With Canadian pride running at an all time high, many would read that list and suggest those are the things that for which Canadians are renowned. As illustrated in this Canada’s World video, the reality is we have a strong history in these areas but are not currently living up to our reputation. In fact, we have a long way to go in order to meet our expectations.

I’m not trying to rain on anyone’s parade here.  Despite the fact that we’ve fallen short of a number of goals in recent years and we’re not actually living up to the perception that many Canadians have of our current role in the world, the Canada’s World dialogue has shown that the will and desire for change is there.

More importantly, Canada’s World has also identified that coherence, collaboration and community are what it will take to make these goals a reality, and I feel that all three of those received a huge vote of support throughout the 2010 Olympics.  Whether it’s celebrating in the streets after the gold medal hockey game or the vast gathering of people at torch ceremonies across the nation, our communities have come together in ways I have not seen in the past.  The media is saying that the coherence of our nation has never been stronger.  Without collaboration, the games would not have attained the level of success being attributed to them.

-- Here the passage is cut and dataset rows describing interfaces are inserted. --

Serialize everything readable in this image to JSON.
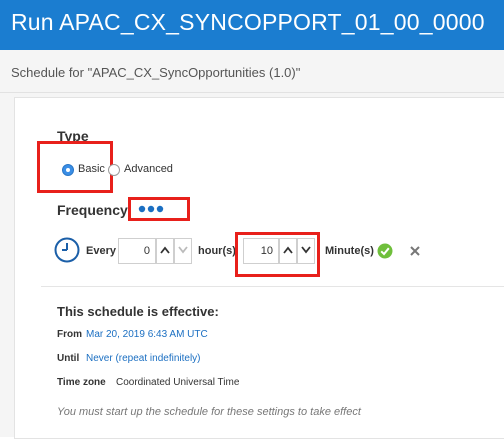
{
  "header": {
    "title": "Run APAC_CX_SYNCOPPORT_01_00_0000",
    "subtitle": "Schedule for \"APAC_CX_SyncOpportunities (1.0)\""
  },
  "type_section": {
    "label": "Type",
    "options": [
      {
        "label": "Basic",
        "selected": true
      },
      {
        "label": "Advanced",
        "selected": false
      }
    ]
  },
  "frequency": {
    "label": "Frequency",
    "more_icon": "ellipsis-icon",
    "every_label": "Every",
    "hours_value": "0",
    "hours_unit": "hour(s)",
    "minutes_value": "10",
    "minutes_unit": "Minute(s)",
    "clock_icon": "clock-icon",
    "confirm_icon": "check-icon",
    "cancel_icon": "close-icon"
  },
  "effective": {
    "heading": "This schedule is effective:",
    "from_label": "From",
    "from_value": "Mar 20, 2019 6:43 AM UTC",
    "until_label": "Until",
    "until_value": "Never (repeat indefinitely)",
    "timezone_label": "Time zone",
    "timezone_value": "Coordinated Universal Time",
    "note": "You must start up the schedule for these settings to take effect"
  },
  "colors": {
    "header_blue": "#1b7dd0",
    "highlight_red": "#e8201b",
    "link_blue": "#1b6fc2",
    "confirm_green": "#6fbf3b"
  }
}
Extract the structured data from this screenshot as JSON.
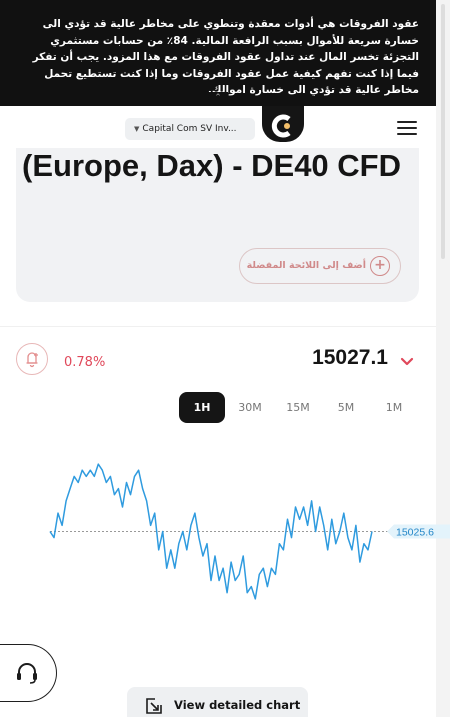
{
  "risk_warning": {
    "text": "عقود الفروقات هي أدوات معقدة وتنطوي على مخاطر عالية قد تؤدي الى خسارة سريعة للأموال بسبب الرافعة المالية. 84٪ من حسابات مستثمري التجزئة تخسر المال عند تداول عقود الفروقات مع هذا المزود. يجب أن تفكر فيما إذا كنت تفهم كيفية عمل عقود الفروقات وما إذا كنت تستطيع تحمل مخاطر عالية قد تؤدي الى خسارة اموالك.",
    "collapse_icon": "double-chevron-up-icon"
  },
  "header": {
    "broker_selector": "Capital Com SV Inv...",
    "logo_icon": "capital-com-logo",
    "menu_icon": "hamburger-menu-icon"
  },
  "instrument": {
    "title": "(Europe, Dax) - DE40 CFD",
    "favorite_label": "أضف إلى اللائحة المفضلة",
    "favorite_icon": "plus-circle-icon"
  },
  "quote": {
    "change": "0.78%",
    "price": "15027.1",
    "alert_icon": "bell-plus-icon",
    "toggle_icon": "chevron-down-icon"
  },
  "timeframes": [
    {
      "label": "1H",
      "active": true
    },
    {
      "label": "30M",
      "active": false
    },
    {
      "label": "15M",
      "active": false
    },
    {
      "label": "5M",
      "active": false
    },
    {
      "label": "1M",
      "active": false
    }
  ],
  "chart_data": {
    "type": "line",
    "x": [
      0,
      1,
      2,
      3,
      4,
      5,
      6,
      7,
      8,
      9,
      10,
      11,
      12,
      13,
      14,
      15,
      16,
      17,
      18,
      19,
      20,
      21,
      22,
      23,
      24,
      25,
      26,
      27,
      28,
      29,
      30,
      31,
      32,
      33,
      34,
      35,
      36,
      37,
      38,
      39,
      40,
      41,
      42,
      43,
      44,
      45,
      46,
      47,
      48,
      49,
      50,
      51,
      52,
      53,
      54,
      55,
      56,
      57,
      58,
      59,
      60,
      61,
      62,
      63,
      64,
      65,
      66,
      67,
      68,
      69,
      70,
      71,
      72,
      73,
      74,
      75,
      76,
      77,
      78,
      79,
      80
    ],
    "values": [
      15025.6,
      15025.5,
      15025.9,
      15025.7,
      15026.1,
      15026.3,
      15026.5,
      15026.4,
      15026.6,
      15026.5,
      15026.6,
      15026.5,
      15026.7,
      15026.6,
      15026.4,
      15026.5,
      15026.2,
      15026.3,
      15026.0,
      15026.4,
      15026.2,
      15026.5,
      15026.6,
      15026.3,
      15026.1,
      15025.7,
      15025.9,
      15025.3,
      15025.6,
      15025.0,
      15025.3,
      15025.0,
      15025.4,
      15025.6,
      15025.3,
      15025.7,
      15025.9,
      15025.5,
      15025.2,
      15025.4,
      15024.8,
      15025.2,
      15024.8,
      15025.0,
      15024.6,
      15025.1,
      15024.8,
      15024.9,
      15025.2,
      15024.6,
      15024.7,
      15024.5,
      15024.9,
      15025.0,
      15024.7,
      15025.0,
      15024.9,
      15025.4,
      15025.3,
      15025.8,
      15025.5,
      15026.0,
      15025.8,
      15026.0,
      15025.7,
      15026.1,
      15025.6,
      15026.0,
      15025.7,
      15025.3,
      15025.8,
      15025.4,
      15025.6,
      15025.9,
      15025.5,
      15025.3,
      15025.7,
      15025.1,
      15025.4,
      15025.3,
      15025.6
    ],
    "current_value": "15025.6",
    "color": "#2f9bdf"
  },
  "support": {
    "icon": "headset-icon"
  },
  "detail_chart": {
    "label": "View detailed chart",
    "icon": "expand-arrow-icon"
  }
}
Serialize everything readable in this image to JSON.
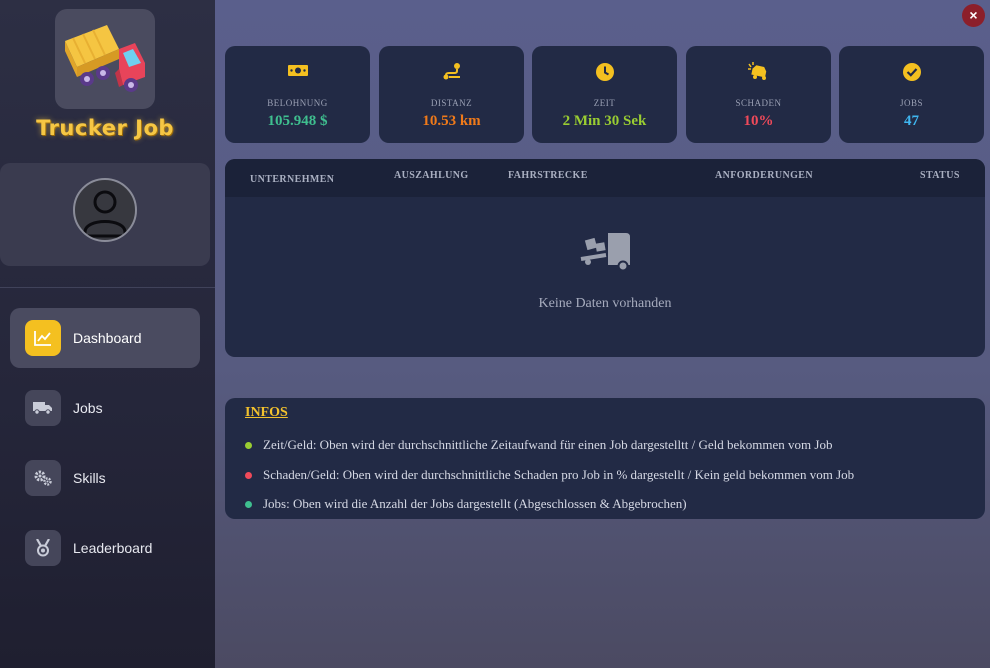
{
  "sidebar": {
    "brand": "Trucker Job",
    "nav": [
      {
        "label": "Dashboard",
        "icon": "chart-line-icon",
        "active": true
      },
      {
        "label": "Jobs",
        "icon": "truck-icon"
      },
      {
        "label": "Skills",
        "icon": "gears-icon"
      },
      {
        "label": "Leaderboard",
        "icon": "medal-icon"
      }
    ]
  },
  "stats": [
    {
      "label": "BELOHNUNG",
      "value": "105.948 $",
      "color": "#3fbf8f",
      "icon": "money-icon"
    },
    {
      "label": "DISTANZ",
      "value": "10.53 km",
      "color": "#f07a1a",
      "icon": "route-icon"
    },
    {
      "label": "ZEIT",
      "value": "2 Min 30 Sek",
      "color": "#9acd32",
      "icon": "clock-icon"
    },
    {
      "label": "SCHADEN",
      "value": "10%",
      "color": "#f04a5a",
      "icon": "car-crash-icon"
    },
    {
      "label": "JOBS",
      "value": "47",
      "color": "#3fb6f0",
      "icon": "check-circle-icon"
    }
  ],
  "table": {
    "columns": [
      "UNTERNEHMEN",
      "AUSZAHLUNG",
      "FAHRSTRECKE",
      "ANFORDERUNGEN",
      "STATUS"
    ],
    "empty_text": "Keine Daten vorhanden"
  },
  "infos": {
    "title": "INFOS",
    "items": [
      {
        "text": "Zeit/Geld: Oben wird der durchschnittliche Zeitaufwand für einen Job dargestelltt / Geld bekommen vom Job",
        "color": "#9acd32"
      },
      {
        "text": "Schaden/Geld: Oben wird der durchschnittliche Schaden pro Job in % dargestellt / Kein geld bekommen vom Job",
        "color": "#f04a5a"
      },
      {
        "text": "Jobs: Oben wird die Anzahl der Jobs dargestellt (Abgeschlossen & Abgebrochen)",
        "color": "#3fbf8f"
      }
    ]
  },
  "close_label": "×"
}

Based on this experience, my hope is that the spirit of the Games witnessed over the past 17 days doesn’t end with the closing ceremonies.  Let’s not just unite in being Canadian, but in the role Canada can play in the World.   I hope this new sense of collectivism and collaboration ignites action to make the changes we, as Canadians, want to see for our country and our global community.   Now’s the time Canada!  Let’s not make the 2010 Winter Games just our legacy, but the starting point for things to come.